Problem statement |
Could you find each line of the data below that contains the word "Category" and copy those lines?

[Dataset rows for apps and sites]
"""

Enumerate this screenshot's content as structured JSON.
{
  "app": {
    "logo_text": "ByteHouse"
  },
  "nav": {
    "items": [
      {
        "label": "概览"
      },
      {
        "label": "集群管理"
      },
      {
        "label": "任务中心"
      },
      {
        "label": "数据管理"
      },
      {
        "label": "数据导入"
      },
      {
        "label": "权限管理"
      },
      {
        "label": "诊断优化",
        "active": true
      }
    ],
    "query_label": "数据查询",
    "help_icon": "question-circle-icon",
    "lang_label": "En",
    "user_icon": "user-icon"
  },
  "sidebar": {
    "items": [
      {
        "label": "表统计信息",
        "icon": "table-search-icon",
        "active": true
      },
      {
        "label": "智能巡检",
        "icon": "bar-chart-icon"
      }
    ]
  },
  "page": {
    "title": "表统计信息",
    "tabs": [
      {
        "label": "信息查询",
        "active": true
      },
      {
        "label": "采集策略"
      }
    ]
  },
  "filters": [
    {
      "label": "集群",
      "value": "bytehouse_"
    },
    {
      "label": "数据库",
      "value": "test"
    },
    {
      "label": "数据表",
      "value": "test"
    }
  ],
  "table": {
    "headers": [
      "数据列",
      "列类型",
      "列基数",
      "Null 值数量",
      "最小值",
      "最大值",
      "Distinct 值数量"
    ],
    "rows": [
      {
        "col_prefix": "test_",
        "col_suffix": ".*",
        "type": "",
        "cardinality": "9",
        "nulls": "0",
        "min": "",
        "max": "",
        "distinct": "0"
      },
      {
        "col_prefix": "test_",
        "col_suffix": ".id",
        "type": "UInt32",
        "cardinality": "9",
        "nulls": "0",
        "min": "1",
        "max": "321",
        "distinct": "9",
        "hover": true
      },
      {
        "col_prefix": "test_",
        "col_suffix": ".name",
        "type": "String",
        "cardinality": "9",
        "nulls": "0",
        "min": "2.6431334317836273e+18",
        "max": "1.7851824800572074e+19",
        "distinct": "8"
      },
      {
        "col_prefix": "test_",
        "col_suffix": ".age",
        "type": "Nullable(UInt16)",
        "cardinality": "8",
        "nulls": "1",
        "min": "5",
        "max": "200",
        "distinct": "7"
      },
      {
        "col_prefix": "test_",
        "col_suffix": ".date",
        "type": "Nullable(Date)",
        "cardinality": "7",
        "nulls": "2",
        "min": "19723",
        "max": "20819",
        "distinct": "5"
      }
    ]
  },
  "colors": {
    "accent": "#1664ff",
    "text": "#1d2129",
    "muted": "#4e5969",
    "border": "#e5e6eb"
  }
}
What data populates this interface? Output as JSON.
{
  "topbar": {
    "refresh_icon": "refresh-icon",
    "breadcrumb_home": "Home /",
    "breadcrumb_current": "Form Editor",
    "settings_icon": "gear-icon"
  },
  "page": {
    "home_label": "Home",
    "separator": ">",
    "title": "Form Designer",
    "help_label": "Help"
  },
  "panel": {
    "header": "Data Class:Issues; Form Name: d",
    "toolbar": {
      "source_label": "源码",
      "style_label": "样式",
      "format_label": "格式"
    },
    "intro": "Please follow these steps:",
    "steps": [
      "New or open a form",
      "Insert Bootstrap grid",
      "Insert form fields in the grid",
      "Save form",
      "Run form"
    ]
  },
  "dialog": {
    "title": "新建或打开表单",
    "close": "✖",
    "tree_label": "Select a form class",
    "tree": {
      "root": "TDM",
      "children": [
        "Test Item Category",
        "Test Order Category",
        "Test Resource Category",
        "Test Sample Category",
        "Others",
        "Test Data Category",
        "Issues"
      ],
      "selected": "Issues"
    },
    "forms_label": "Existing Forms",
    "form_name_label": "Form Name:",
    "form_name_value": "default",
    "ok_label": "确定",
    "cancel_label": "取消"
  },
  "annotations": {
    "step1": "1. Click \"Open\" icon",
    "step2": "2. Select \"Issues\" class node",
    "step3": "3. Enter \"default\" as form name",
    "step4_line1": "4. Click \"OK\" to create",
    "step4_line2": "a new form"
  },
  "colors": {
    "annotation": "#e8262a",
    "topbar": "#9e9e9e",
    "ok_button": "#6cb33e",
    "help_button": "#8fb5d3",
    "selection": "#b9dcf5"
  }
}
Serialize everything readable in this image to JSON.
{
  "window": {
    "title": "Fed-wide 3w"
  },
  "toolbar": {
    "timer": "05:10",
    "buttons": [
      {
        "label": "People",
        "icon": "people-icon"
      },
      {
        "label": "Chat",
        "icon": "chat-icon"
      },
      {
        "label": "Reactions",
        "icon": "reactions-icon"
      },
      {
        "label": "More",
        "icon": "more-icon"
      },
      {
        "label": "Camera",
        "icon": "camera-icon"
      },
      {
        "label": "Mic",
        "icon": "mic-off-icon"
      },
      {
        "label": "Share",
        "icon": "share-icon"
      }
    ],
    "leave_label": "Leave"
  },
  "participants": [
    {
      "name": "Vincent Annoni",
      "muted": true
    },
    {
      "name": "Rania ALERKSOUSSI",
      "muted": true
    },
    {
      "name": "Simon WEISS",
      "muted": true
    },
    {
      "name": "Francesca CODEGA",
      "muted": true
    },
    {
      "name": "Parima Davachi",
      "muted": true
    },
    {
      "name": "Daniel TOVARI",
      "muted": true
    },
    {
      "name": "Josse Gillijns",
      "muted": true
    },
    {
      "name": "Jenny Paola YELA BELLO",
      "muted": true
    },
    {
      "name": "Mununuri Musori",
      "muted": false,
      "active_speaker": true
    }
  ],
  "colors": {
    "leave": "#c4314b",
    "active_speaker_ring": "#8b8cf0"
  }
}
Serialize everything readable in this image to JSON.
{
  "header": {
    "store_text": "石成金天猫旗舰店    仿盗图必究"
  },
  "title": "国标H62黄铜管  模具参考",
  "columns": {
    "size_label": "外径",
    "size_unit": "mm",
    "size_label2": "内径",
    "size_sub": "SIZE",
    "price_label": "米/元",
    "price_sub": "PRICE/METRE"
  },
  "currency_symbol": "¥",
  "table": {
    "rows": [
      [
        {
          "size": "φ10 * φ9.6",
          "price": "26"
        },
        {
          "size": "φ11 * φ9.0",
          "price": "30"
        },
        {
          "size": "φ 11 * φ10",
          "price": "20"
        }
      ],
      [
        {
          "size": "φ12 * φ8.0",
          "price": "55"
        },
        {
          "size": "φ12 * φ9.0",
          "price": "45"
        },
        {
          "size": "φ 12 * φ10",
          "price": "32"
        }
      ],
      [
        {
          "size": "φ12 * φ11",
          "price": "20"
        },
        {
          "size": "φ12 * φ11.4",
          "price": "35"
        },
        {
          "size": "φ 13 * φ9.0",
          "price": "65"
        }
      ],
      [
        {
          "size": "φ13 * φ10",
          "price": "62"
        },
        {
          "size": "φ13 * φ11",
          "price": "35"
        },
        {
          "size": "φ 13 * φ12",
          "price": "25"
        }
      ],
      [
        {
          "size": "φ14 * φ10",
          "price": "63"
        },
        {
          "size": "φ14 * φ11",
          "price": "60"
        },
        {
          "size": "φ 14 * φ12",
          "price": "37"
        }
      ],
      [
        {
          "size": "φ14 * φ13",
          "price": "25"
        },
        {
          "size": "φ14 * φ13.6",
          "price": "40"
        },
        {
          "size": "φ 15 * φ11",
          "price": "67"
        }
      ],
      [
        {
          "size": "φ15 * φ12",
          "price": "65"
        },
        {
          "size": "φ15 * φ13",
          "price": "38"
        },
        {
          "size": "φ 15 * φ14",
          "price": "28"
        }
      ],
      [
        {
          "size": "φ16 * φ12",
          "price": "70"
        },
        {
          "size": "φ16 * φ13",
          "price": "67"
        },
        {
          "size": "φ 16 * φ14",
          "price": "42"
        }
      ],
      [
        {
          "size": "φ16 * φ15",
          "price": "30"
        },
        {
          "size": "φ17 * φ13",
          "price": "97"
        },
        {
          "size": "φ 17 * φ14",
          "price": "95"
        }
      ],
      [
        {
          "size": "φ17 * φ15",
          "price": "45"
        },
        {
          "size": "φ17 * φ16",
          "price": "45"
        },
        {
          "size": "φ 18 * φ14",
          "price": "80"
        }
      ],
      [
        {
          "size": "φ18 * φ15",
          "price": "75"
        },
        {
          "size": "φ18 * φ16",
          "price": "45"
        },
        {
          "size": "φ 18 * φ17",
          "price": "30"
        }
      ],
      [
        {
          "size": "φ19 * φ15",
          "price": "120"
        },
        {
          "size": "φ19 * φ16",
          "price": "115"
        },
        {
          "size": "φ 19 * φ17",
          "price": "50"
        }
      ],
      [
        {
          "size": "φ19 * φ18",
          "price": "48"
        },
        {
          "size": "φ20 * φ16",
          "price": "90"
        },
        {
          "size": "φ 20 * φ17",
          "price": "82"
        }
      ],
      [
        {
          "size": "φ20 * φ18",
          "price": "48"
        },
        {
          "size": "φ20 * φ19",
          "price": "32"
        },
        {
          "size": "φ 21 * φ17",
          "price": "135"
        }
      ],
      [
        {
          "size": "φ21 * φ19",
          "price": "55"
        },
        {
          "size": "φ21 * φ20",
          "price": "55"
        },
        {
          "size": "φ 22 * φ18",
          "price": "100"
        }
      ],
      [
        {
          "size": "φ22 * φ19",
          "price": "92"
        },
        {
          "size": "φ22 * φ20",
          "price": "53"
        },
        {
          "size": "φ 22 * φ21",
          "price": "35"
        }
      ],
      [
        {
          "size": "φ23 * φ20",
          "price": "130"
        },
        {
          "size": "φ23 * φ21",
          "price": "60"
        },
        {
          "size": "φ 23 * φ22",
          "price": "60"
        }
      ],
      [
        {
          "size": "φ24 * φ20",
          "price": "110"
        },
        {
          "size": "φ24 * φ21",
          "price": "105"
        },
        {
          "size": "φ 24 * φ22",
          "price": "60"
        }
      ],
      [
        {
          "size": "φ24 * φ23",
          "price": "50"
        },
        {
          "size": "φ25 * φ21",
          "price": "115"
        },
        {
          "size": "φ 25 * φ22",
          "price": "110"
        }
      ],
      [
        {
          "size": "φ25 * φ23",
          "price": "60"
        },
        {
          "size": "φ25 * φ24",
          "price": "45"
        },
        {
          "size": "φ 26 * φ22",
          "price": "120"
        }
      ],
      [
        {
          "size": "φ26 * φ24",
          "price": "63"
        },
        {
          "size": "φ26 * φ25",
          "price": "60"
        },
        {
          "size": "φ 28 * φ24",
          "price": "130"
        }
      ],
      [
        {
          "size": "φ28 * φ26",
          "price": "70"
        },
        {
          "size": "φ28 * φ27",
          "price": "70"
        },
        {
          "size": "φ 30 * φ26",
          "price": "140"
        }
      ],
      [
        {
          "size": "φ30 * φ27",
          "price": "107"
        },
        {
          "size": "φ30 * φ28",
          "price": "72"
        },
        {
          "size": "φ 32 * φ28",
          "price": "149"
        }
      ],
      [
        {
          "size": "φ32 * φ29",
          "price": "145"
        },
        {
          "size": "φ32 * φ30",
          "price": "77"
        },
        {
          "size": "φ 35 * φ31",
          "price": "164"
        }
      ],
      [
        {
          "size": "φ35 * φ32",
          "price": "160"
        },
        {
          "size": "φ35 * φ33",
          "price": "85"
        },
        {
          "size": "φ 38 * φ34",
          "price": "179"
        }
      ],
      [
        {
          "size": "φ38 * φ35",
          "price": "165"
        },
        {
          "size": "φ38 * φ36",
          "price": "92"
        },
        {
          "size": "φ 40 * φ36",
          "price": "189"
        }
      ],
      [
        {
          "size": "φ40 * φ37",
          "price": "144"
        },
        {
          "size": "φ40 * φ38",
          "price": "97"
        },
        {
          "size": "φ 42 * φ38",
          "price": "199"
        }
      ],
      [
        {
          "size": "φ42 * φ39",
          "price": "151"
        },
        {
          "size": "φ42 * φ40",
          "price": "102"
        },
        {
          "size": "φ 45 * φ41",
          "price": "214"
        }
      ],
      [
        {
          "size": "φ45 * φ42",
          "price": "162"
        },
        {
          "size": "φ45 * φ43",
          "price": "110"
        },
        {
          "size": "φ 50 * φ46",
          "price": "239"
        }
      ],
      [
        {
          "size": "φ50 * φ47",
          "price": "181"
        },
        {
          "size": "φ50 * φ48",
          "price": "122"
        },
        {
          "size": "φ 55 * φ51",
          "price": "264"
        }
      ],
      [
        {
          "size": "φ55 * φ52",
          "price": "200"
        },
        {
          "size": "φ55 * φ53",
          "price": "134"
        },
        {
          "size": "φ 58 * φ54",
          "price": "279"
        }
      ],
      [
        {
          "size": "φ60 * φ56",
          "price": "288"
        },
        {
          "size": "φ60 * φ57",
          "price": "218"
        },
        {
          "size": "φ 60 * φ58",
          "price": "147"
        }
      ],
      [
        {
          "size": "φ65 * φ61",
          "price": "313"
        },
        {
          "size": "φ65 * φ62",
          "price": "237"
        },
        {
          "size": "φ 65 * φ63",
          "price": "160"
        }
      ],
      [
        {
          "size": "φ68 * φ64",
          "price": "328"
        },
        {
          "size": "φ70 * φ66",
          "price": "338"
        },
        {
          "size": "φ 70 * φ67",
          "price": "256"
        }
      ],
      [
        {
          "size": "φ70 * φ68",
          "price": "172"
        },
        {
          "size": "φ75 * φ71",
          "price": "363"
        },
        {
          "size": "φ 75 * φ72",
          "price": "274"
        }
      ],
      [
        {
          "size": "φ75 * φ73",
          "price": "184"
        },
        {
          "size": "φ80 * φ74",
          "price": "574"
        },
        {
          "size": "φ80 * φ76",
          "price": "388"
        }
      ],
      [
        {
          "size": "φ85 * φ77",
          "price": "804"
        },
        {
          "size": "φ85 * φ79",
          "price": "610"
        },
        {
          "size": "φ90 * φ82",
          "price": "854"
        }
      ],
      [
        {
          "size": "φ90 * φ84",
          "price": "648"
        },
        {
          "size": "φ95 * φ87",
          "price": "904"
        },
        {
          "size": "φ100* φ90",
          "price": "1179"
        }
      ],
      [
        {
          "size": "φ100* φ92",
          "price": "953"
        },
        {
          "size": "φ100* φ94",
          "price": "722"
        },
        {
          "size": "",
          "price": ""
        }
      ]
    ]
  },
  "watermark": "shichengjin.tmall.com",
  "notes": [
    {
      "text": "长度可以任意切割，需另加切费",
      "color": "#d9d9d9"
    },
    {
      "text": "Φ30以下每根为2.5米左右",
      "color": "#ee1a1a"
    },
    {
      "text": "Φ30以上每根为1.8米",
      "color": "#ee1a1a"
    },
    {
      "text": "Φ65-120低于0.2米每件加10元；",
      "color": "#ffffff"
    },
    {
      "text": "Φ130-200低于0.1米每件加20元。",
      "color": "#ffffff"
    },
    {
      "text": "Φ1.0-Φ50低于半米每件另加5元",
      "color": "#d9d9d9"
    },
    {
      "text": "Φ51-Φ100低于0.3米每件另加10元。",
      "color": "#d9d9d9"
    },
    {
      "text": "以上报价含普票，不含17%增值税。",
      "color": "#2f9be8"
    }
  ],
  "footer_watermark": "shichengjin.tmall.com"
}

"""

Written answer |
        "Test Item Category",
        "Test Order Category",
        "Test Resource Category",
        "Test Sample Category",
        "Test Data Category",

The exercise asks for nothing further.